Website and app data records:
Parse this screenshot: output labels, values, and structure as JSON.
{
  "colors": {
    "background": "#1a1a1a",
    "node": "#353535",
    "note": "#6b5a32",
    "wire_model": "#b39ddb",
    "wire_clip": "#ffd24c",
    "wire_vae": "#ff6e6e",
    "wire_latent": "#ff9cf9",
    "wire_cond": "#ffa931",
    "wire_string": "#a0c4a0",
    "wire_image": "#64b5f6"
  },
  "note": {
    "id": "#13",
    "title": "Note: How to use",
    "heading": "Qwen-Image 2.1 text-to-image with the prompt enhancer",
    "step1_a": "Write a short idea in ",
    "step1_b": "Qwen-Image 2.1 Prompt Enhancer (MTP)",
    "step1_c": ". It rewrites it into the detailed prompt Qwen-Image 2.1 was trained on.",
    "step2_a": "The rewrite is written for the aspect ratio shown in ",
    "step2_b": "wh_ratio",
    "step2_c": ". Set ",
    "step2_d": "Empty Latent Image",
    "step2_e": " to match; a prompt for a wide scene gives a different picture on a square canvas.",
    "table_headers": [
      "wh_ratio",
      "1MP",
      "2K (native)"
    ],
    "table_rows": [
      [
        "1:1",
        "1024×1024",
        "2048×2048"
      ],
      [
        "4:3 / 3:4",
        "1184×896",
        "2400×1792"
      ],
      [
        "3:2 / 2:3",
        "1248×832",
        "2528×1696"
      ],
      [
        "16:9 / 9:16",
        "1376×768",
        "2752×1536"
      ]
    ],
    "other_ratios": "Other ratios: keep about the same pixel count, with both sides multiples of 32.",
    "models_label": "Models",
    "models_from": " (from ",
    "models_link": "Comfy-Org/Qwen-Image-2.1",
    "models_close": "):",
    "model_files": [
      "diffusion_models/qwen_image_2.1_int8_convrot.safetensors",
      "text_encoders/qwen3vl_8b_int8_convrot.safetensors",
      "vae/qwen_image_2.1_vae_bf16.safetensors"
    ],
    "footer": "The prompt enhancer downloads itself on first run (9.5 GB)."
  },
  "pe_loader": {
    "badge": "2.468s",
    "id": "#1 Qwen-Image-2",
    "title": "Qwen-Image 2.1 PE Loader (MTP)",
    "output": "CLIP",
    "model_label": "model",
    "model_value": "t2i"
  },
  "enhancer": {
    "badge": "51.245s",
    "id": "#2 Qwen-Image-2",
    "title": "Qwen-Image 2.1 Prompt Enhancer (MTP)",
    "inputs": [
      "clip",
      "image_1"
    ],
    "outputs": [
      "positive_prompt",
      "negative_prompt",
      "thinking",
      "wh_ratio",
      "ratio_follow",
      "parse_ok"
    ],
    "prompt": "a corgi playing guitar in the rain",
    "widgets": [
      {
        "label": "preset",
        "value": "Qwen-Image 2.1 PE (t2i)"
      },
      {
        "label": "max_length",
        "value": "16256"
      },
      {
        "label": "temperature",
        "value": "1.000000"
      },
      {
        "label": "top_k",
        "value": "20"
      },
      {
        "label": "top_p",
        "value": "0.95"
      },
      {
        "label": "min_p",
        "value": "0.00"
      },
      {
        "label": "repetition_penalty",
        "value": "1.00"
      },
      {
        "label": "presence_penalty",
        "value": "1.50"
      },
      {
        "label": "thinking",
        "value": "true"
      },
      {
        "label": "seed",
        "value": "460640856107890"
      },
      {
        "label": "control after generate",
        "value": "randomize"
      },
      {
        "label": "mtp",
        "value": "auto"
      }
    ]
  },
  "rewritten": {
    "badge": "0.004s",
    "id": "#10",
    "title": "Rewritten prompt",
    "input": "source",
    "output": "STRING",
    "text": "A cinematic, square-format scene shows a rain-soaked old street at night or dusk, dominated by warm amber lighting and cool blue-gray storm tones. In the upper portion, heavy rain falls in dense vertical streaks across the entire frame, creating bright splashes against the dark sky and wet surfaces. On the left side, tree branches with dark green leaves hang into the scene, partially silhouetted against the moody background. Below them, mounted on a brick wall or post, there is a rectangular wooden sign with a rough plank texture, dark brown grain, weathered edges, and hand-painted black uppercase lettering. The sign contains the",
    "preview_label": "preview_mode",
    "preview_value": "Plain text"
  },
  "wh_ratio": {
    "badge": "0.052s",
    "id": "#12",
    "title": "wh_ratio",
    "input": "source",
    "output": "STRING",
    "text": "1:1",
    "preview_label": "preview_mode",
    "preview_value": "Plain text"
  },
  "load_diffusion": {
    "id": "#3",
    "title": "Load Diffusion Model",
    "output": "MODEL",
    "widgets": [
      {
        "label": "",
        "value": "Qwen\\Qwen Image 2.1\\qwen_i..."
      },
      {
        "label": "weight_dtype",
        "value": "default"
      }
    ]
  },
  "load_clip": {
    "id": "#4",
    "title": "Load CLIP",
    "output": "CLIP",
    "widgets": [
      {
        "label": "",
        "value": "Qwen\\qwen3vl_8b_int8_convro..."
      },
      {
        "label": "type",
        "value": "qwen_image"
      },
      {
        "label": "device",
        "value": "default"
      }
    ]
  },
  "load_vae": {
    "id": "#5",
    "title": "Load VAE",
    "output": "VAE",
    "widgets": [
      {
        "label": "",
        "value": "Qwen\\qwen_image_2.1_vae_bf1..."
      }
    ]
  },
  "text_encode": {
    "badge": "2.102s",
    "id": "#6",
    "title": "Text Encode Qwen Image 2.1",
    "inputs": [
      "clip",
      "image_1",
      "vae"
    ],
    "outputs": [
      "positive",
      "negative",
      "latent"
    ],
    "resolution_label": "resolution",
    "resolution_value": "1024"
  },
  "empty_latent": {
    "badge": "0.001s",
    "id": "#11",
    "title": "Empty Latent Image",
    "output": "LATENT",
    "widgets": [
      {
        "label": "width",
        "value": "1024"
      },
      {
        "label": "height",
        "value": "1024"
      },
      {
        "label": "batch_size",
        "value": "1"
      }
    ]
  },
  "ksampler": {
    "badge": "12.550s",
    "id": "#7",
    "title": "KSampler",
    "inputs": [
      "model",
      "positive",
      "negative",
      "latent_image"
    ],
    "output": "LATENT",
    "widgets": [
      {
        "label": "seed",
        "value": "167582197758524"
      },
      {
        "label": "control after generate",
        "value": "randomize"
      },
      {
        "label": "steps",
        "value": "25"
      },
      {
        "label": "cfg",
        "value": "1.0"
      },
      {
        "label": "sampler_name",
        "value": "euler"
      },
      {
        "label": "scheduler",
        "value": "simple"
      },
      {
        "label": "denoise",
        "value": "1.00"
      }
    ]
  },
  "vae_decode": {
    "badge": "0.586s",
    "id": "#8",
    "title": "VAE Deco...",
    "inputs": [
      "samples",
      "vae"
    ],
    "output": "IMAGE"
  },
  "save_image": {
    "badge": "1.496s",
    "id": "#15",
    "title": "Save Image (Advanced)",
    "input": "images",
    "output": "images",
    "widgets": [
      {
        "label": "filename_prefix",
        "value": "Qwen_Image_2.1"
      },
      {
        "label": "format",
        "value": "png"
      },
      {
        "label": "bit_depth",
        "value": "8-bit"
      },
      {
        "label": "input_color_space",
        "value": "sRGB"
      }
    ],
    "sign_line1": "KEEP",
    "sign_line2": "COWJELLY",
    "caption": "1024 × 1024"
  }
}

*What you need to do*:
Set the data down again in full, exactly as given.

*Exercise response*:
Parse this screenshot: output labels, values, and structure as JSON.
{
  "colors": {
    "background": "#1a1a1a",
    "node": "#353535",
    "note": "#6b5a32",
    "wire_model": "#b39ddb",
    "wire_clip": "#ffd24c",
    "wire_vae": "#ff6e6e",
    "wire_latent": "#ff9cf9",
    "wire_cond": "#ffa931",
    "wire_string": "#a0c4a0",
    "wire_image": "#64b5f6"
  },
  "note": {
    "id": "#13",
    "title": "Note: How to use",
    "heading": "Qwen-Image 2.1 text-to-image with the prompt enhancer",
    "step1_a": "Write a short idea in ",
    "step1_b": "Qwen-Image 2.1 Prompt Enhancer (MTP)",
    "step1_c": ". It rewrites it into the detailed prompt Qwen-Image 2.1 was trained on.",
    "step2_a": "The rewrite is written for the aspect ratio shown in ",
    "step2_b": "wh_ratio",
    "step2_c": ". Set ",
    "step2_d": "Empty Latent Image",
    "step2_e": " to match; a prompt for a wide scene gives a different picture on a square canvas.",
    "table_headers": [
      "wh_ratio",
      "1MP",
      "2K (native)"
    ],
    "table_rows": [
      [
        "1:1",
        "1024×1024",
        "2048×2048"
      ],
      [
        "4:3 / 3:4",
        "1184×896",
        "2400×1792"
      ],
      [
        "3:2 / 2:3",
        "1248×832",
        "2528×1696"
      ],
      [
        "16:9 / 9:16",
        "1376×768",
        "2752×1536"
      ]
    ],
    "other_ratios": "Other ratios: keep about the same pixel count, with both sides multiples of 32.",
    "models_label": "Models",
    "models_from": " (from ",
    "models_link": "Comfy-Org/Qwen-Image-2.1",
    "models_close": "):",
    "model_files": [
      "diffusion_models/qwen_image_2.1_int8_convrot.safetensors",
      "text_encoders/qwen3vl_8b_int8_convrot.safetensors",
      "vae/qwen_image_2.1_vae_bf16.safetensors"
    ],
    "footer": "The prompt enhancer downloads itself on first run (9.5 GB)."
  },
  "pe_loader": {
    "badge": "2.468s",
    "id": "#1 Qwen-Image-2",
    "title": "Qwen-Image 2.1 PE Loader (MTP)",
    "output": "CLIP",
    "model_label": "model",
    "model_value": "t2i"
  },
  "enhancer": {
    "badge": "51.245s",
    "id": "#2 Qwen-Image-2",
    "title": "Qwen-Image 2.1 Prompt Enhancer (MTP)",
    "inputs": [
      "clip",
      "image_1"
    ],
    "outputs": [
      "positive_prompt",
      "negative_prompt",
      "thinking",
      "wh_ratio",
      "ratio_follow",
      "parse_ok"
    ],
    "prompt": "a corgi playing guitar in the rain",
    "widgets": [
      {
        "label": "preset",
        "value": "Qwen-Image 2.1 PE (t2i)"
      },
      {
        "label": "max_length",
        "value": "16256"
      },
      {
        "label": "temperature",
        "value": "1.000000"
      },
      {
        "label": "top_k",
        "value": "20"
      },
      {
        "label": "top_p",
        "value": "0.95"
      },
      {
        "label": "min_p",
        "value": "0.00"
      },
      {
        "label": "repetition_penalty",
        "value": "1.00"
      },
      {
        "label": "presence_penalty",
        "value": "1.50"
      },
      {
        "label": "thinking",
        "value": "true"
      },
      {
        "label": "seed",
        "value": "460640856107890"
      },
      {
        "label": "control after generate",
        "value": "randomize"
      },
      {
        "label": "mtp",
        "value": "auto"
      }
    ]
  },
  "rewritten": {
    "badge": "0.004s",
    "id": "#10",
    "title": "Rewritten prompt",
    "input": "source",
    "output": "STRING",
    "text": "A cinematic, square-format scene shows a rain-soaked old street at night or dusk, dominated by warm amber lighting and cool blue-gray storm tones. In the upper portion, heavy rain falls in dense vertical streaks across the entire frame, creating bright splashes against the dark sky and wet surfaces. On the left side, tree branches with dark green leaves hang into the scene, partially silhouetted against the moody background. Below them, mounted on a brick wall or post, there is a rectangular wooden sign with a rough plank texture, dark brown grain, weathered edges, and hand-painted black uppercase lettering. The sign contains the",
    "preview_label": "preview_mode",
    "preview_value": "Plain text"
  },
  "wh_ratio": {
    "badge": "0.052s",
    "id": "#12",
    "title": "wh_ratio",
    "input": "source",
    "output": "STRING",
    "text": "1:1",
    "preview_label": "preview_mode",
    "preview_value": "Plain text"
  },
  "load_diffusion": {
    "id": "#3",
    "title": "Load Diffusion Model",
    "output": "MODEL",
    "widgets": [
      {
        "label": "",
        "value": "Qwen\\Qwen Image 2.1\\qwen_i..."
      },
      {
        "label": "weight_dtype",
        "value": "default"
      }
    ]
  },
  "load_clip": {
    "id": "#4",
    "title": "Load CLIP",
    "output": "CLIP",
    "widgets": [
      {
        "label": "",
        "value": "Qwen\\qwen3vl_8b_int8_convro..."
      },
      {
        "label": "type",
        "value": "qwen_image"
      },
      {
        "label": "device",
        "value": "default"
      }
    ]
  },
  "load_vae": {
    "id": "#5",
    "title": "Load VAE",
    "output": "VAE",
    "widgets": [
      {
        "label": "",
        "value": "Qwen\\qwen_image_2.1_vae_bf1..."
      }
    ]
  },
  "text_encode": {
    "badge": "2.102s",
    "id": "#6",
    "title": "Text Encode Qwen Image 2.1",
    "inputs": [
      "clip",
      "image_1",
      "vae"
    ],
    "outputs": [
      "positive",
      "negative",
      "latent"
    ],
    "resolution_label": "resolution",
    "resolution_value": "1024"
  },
  "empty_latent": {
    "badge": "0.001s",
    "id": "#11",
    "title": "Empty Latent Image",
    "output": "LATENT",
    "widgets": [
      {
        "label": "width",
        "value": "1024"
      },
      {
        "label": "height",
        "value": "1024"
      },
      {
        "label": "batch_size",
        "value": "1"
      }
    ]
  },
  "ksampler": {
    "badge": "12.550s",
    "id": "#7",
    "title": "KSampler",
    "inputs": [
      "model",
      "positive",
      "negative",
      "latent_image"
    ],
    "output": "LATENT",
    "widgets": [
      {
        "label": "seed",
        "value": "167582197758524"
      },
      {
        "label": "control after generate",
        "value": "randomize"
      },
      {
        "label": "steps",
        "value": "25"
      },
      {
        "label": "cfg",
        "value": "1.0"
      },
      {
        "label": "sampler_name",
        "value": "euler"
      },
      {
        "label": "scheduler",
        "value": "simple"
      },
      {
        "label": "denoise",
        "value": "1.00"
      }
    ]
  },
  "vae_decode": {
    "badge": "0.586s",
    "id": "#8",
    "title": "VAE Deco...",
    "inputs": [
      "samples",
      "vae"
    ],
    "output": "IMAGE"
  },
  "save_image": {
    "badge": "1.496s",
    "id": "#15",
    "title": "Save Image (Advanced)",
    "input": "images",
    "output": "images",
    "widgets": [
      {
        "label": "filename_prefix",
        "value": "Qwen_Image_2.1"
      },
      {
        "label": "format",
        "value": "png"
      },
      {
        "label": "bit_depth",
        "value": "8-bit"
      },
      {
        "label": "input_color_space",
        "value": "sRGB"
      }
    ],
    "sign_line1": "KEEP",
    "sign_line2": "COWJELLY",
    "caption": "1024 × 1024"
  }
}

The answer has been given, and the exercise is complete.